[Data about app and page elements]
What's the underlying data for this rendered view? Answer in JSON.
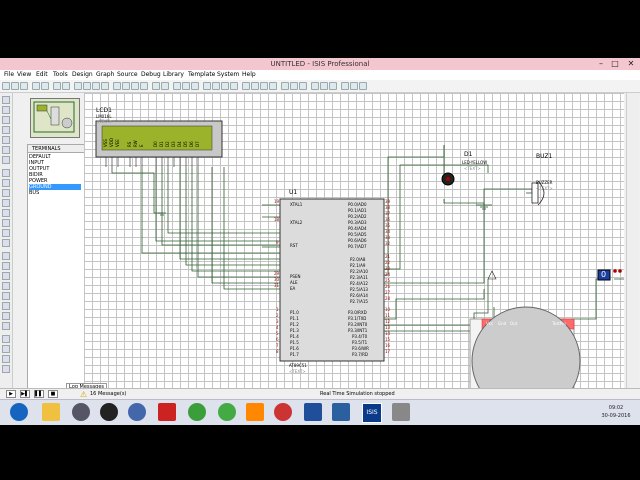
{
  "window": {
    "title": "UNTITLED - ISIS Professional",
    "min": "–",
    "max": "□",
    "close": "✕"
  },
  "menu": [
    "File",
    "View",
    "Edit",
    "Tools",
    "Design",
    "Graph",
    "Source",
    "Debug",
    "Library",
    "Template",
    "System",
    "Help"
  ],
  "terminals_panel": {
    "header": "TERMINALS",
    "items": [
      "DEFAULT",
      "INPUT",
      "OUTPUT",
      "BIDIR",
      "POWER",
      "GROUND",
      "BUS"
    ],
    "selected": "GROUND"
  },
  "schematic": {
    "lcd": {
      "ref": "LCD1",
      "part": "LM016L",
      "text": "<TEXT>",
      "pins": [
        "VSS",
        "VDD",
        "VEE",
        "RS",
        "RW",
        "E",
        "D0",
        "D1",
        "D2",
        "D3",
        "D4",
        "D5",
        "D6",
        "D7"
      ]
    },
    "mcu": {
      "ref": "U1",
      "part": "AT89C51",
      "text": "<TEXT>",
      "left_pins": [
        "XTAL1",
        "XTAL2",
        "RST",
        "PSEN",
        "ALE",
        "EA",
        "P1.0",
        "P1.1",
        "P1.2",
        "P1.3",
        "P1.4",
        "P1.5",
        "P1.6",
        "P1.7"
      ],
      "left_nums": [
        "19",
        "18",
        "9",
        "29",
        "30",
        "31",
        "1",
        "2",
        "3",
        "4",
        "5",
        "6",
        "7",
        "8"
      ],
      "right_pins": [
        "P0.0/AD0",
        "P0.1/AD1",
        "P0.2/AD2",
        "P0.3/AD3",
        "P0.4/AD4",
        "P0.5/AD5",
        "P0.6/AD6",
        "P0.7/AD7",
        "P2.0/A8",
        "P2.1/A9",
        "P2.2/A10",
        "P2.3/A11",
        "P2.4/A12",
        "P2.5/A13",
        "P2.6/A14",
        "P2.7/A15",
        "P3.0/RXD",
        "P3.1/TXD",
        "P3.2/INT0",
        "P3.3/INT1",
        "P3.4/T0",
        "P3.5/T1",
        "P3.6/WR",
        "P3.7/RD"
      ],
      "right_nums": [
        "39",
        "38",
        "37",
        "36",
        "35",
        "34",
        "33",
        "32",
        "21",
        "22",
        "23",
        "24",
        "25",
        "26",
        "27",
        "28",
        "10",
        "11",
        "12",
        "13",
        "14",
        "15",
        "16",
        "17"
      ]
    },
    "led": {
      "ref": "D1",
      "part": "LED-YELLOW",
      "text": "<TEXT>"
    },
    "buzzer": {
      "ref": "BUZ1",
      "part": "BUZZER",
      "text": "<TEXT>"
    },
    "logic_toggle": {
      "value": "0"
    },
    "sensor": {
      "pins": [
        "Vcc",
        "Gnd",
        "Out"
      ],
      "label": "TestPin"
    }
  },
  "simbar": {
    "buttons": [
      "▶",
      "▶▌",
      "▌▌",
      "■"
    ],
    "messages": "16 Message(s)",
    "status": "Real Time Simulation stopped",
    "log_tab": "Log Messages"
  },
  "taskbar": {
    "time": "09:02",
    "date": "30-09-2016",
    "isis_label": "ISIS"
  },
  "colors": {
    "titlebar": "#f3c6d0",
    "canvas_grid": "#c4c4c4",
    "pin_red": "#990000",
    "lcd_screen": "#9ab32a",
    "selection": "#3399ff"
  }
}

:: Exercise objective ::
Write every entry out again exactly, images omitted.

:: Exercise output ::
What's the underlying data for this rendered view? Answer in JSON.
{
  "window": {
    "title": "UNTITLED - ISIS Professional",
    "min": "–",
    "max": "□",
    "close": "✕"
  },
  "menu": [
    "File",
    "View",
    "Edit",
    "Tools",
    "Design",
    "Graph",
    "Source",
    "Debug",
    "Library",
    "Template",
    "System",
    "Help"
  ],
  "terminals_panel": {
    "header": "TERMINALS",
    "items": [
      "DEFAULT",
      "INPUT",
      "OUTPUT",
      "BIDIR",
      "POWER",
      "GROUND",
      "BUS"
    ],
    "selected": "GROUND"
  },
  "schematic": {
    "lcd": {
      "ref": "LCD1",
      "part": "LM016L",
      "text": "<TEXT>",
      "pins": [
        "VSS",
        "VDD",
        "VEE",
        "RS",
        "RW",
        "E",
        "D0",
        "D1",
        "D2",
        "D3",
        "D4",
        "D5",
        "D6",
        "D7"
      ]
    },
    "mcu": {
      "ref": "U1",
      "part": "AT89C51",
      "text": "<TEXT>",
      "left_pins": [
        "XTAL1",
        "XTAL2",
        "RST",
        "PSEN",
        "ALE",
        "EA",
        "P1.0",
        "P1.1",
        "P1.2",
        "P1.3",
        "P1.4",
        "P1.5",
        "P1.6",
        "P1.7"
      ],
      "left_nums": [
        "19",
        "18",
        "9",
        "29",
        "30",
        "31",
        "1",
        "2",
        "3",
        "4",
        "5",
        "6",
        "7",
        "8"
      ],
      "right_pins": [
        "P0.0/AD0",
        "P0.1/AD1",
        "P0.2/AD2",
        "P0.3/AD3",
        "P0.4/AD4",
        "P0.5/AD5",
        "P0.6/AD6",
        "P0.7/AD7",
        "P2.0/A8",
        "P2.1/A9",
        "P2.2/A10",
        "P2.3/A11",
        "P2.4/A12",
        "P2.5/A13",
        "P2.6/A14",
        "P2.7/A15",
        "P3.0/RXD",
        "P3.1/TXD",
        "P3.2/INT0",
        "P3.3/INT1",
        "P3.4/T0",
        "P3.5/T1",
        "P3.6/WR",
        "P3.7/RD"
      ],
      "right_nums": [
        "39",
        "38",
        "37",
        "36",
        "35",
        "34",
        "33",
        "32",
        "21",
        "22",
        "23",
        "24",
        "25",
        "26",
        "27",
        "28",
        "10",
        "11",
        "12",
        "13",
        "14",
        "15",
        "16",
        "17"
      ]
    },
    "led": {
      "ref": "D1",
      "part": "LED-YELLOW",
      "text": "<TEXT>"
    },
    "buzzer": {
      "ref": "BUZ1",
      "part": "BUZZER",
      "text": "<TEXT>"
    },
    "logic_toggle": {
      "value": "0"
    },
    "sensor": {
      "pins": [
        "Vcc",
        "Gnd",
        "Out"
      ],
      "label": "TestPin"
    }
  },
  "simbar": {
    "buttons": [
      "▶",
      "▶▌",
      "▌▌",
      "■"
    ],
    "messages": "16 Message(s)",
    "status": "Real Time Simulation stopped",
    "log_tab": "Log Messages"
  },
  "taskbar": {
    "time": "09:02",
    "date": "30-09-2016",
    "isis_label": "ISIS"
  },
  "colors": {
    "titlebar": "#f3c6d0",
    "canvas_grid": "#c4c4c4",
    "pin_red": "#990000",
    "lcd_screen": "#9ab32a",
    "selection": "#3399ff"
  }
}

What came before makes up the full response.